Raised shorelines and deglaciation of the Loch Long/Loch Fyne area, Western Scotland
The objective of the research reported in this thesis was to elucidate the mode of disappearance of the last ice-sheet to cover the Loch Long/Loch Fyne area in the SW Highlands, and to establish the sequence of raised shorelines that has been formed as a result of the interplay between eustatic and isostatically-induced sea-level changes consequent upon the melting of the ice. The study was geomorphological in orientation and a methodology was adopted that involved mapping, at a scale of 1:10,560, all glacial, fluvial and marine landforms below approx. 75 - 100 m O.D., and the subsequent accurate instrumental surveying of all relevant landforms. A certain amount of mapping back from the coast was also carried out where relevant. The errors inherent in the methods adopted and in the use of various types of marine landforms were quantitatively assessed and it was concluded that raised shorelines could be reconstructed with an accuracy of ±0.54 m using intertidal deltas and ±0.61 m using marine erosional features. The southern part of the study area was deglaciated first at ca. 13,000 yr BP. The dominant mode of deglaciation was that of rapid retreat in the sea lochs (possibly as much as 500 m/yr) due to calving that left isolated dead-ice masses in various side valleys. This retreat was punctuated by two major periods of stillstand or readvance, the Otter Ferry Stage (ca. 12,900 ± 200 yr BP) and the Loch Lomond Readvance (ca. 11,000 - 10,000 yr BP). Eight raised shorelines have been identified as having formed during the relative fall of sea-level from ca. 38 - 40 m O.D. that accompanied the disappearance of the icesheet. A particularly well developed shoreline, CLG2, was formed during the Otter Ferry Stage.

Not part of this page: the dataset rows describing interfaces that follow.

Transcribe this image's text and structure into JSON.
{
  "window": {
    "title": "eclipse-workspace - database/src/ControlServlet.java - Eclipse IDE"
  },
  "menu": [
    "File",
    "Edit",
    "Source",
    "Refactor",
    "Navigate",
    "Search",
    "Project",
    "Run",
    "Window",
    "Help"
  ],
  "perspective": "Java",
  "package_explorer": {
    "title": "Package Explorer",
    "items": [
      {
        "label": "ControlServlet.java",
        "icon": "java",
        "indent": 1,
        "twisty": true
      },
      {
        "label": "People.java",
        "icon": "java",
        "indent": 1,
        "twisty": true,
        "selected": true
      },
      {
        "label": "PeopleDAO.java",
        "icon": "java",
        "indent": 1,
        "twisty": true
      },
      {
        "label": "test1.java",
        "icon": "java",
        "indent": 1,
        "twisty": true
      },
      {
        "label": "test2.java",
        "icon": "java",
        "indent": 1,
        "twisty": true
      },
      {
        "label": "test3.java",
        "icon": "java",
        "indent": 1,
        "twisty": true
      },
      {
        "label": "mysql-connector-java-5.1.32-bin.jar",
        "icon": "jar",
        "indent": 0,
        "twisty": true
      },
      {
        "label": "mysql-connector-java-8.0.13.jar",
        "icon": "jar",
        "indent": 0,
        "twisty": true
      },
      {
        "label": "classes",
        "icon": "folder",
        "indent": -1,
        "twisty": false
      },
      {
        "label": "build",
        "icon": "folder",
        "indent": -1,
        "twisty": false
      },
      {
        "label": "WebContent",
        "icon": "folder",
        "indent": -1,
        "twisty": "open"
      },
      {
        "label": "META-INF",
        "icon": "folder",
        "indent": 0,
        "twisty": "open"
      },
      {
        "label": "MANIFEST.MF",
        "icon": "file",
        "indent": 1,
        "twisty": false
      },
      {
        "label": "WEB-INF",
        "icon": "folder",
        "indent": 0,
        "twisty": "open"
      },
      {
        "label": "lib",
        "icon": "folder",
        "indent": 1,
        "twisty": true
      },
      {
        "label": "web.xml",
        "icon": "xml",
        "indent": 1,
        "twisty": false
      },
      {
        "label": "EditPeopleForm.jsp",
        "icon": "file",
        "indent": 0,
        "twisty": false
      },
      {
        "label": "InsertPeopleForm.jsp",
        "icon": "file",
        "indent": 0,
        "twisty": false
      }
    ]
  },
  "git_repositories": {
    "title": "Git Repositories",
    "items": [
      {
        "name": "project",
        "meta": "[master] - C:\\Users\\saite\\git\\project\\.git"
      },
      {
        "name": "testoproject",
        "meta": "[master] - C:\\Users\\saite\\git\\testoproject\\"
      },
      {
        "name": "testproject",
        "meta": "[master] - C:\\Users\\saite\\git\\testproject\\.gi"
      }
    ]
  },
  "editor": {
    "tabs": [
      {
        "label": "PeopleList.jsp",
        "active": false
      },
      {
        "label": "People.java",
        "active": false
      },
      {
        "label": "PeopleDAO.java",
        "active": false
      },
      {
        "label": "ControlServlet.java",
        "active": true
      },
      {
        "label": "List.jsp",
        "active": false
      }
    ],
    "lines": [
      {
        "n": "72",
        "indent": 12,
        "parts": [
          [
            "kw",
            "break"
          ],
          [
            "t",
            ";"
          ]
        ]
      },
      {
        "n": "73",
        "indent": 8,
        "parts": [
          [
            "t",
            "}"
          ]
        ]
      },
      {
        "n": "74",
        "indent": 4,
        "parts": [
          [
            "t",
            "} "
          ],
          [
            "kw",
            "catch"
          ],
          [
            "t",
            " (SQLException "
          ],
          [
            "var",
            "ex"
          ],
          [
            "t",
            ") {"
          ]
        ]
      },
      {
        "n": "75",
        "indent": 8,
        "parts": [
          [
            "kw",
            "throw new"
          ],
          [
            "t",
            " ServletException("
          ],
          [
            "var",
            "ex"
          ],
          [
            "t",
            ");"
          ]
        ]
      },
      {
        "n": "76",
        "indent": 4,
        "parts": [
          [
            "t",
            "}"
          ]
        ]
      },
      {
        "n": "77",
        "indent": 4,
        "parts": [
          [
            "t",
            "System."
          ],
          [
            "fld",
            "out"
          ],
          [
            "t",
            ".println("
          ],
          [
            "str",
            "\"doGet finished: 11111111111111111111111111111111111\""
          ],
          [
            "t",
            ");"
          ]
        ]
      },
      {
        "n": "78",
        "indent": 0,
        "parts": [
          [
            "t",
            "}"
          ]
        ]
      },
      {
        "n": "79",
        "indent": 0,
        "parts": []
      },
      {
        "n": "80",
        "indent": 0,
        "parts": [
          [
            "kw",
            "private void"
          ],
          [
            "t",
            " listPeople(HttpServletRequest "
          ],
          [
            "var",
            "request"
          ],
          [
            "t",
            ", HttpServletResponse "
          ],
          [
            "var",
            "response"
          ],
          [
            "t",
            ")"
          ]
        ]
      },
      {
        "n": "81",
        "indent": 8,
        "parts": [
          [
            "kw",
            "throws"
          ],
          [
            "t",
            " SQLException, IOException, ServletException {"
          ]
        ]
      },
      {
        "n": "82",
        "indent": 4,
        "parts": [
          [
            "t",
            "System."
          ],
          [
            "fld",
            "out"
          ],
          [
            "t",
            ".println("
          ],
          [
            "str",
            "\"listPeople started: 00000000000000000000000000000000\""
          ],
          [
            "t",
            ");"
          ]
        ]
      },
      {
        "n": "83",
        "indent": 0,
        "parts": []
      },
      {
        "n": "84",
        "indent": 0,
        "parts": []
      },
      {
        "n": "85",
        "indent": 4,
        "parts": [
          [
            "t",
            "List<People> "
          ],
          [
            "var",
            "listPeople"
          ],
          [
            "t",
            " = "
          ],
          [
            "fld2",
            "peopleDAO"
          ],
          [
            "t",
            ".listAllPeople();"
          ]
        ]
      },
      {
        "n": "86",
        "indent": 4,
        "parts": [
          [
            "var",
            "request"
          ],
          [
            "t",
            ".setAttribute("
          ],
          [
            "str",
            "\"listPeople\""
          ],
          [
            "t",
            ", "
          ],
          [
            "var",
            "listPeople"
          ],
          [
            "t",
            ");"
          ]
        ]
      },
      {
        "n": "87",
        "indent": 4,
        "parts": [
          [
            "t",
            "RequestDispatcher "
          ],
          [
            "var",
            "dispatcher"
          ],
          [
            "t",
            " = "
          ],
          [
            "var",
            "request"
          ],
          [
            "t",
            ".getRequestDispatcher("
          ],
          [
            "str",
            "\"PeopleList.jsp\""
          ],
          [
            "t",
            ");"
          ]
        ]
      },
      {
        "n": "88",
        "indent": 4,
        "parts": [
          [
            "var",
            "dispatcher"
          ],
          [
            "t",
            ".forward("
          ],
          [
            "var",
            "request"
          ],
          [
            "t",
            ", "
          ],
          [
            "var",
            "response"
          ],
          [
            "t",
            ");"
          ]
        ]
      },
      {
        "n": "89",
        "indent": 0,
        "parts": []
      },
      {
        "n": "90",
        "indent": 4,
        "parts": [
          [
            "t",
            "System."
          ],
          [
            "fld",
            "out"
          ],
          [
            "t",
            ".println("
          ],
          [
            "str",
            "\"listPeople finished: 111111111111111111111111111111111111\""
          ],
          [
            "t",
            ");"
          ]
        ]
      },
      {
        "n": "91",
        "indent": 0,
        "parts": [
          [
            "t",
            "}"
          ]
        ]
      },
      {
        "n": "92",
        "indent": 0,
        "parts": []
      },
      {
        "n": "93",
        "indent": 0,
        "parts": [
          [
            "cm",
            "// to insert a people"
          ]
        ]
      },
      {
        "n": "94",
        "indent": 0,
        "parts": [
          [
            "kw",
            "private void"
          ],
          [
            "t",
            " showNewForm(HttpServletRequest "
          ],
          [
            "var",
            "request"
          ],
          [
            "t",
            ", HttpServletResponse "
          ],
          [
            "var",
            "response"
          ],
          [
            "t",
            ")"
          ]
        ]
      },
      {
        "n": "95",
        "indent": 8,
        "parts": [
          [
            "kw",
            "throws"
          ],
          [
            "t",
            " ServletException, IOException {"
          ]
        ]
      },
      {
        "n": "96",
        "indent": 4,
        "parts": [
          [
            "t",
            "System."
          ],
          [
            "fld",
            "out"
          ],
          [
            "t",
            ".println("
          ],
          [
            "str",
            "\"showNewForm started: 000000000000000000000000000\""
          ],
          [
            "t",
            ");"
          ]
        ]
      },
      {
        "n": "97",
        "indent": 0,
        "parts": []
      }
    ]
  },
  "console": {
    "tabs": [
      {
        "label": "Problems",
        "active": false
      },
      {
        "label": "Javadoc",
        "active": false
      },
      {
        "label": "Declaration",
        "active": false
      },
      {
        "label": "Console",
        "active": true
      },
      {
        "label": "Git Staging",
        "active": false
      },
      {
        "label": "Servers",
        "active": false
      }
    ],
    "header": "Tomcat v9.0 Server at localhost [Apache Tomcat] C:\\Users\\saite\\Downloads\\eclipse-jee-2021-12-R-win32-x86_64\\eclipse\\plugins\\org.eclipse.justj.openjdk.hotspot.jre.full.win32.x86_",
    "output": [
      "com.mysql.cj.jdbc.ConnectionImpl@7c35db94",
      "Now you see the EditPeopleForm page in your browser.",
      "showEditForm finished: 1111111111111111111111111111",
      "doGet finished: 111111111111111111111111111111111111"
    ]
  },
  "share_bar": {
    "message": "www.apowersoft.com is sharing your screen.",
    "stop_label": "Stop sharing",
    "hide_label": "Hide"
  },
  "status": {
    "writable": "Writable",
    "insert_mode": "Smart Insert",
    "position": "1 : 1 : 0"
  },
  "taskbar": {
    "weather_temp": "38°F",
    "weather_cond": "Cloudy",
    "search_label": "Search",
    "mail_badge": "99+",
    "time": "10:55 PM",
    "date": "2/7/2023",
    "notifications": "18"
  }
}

A further unique rock-cut shoreline, the Main Rock Platform, was at least in part formed during the cold conditions immediately prior to and during the Loch Lomond Stadial. During the Loch Lomond Stadial glaciers extended down Loch Long to near Ardentinny and down Loch Fyne to beyond Furnace. The mountains in the NE of the study area stood proud of the ice mass as nunataks whilst a number of small valley glaciers occurred in the S of the Cowal Peninsula. Analysis of shoreline gradients and the sea-level change curve suggests that this build-up of ice was sufficient to depress the earth's crust anew. During the early part of the Flandrian Period a major transgression has been recorded by radiocarbon-dated buried peats. This transgression culminated some time after 7,200 yr BP in the formation of a major raised shoreline (CFl) and during the subsequent regression a further five shorelines were formed.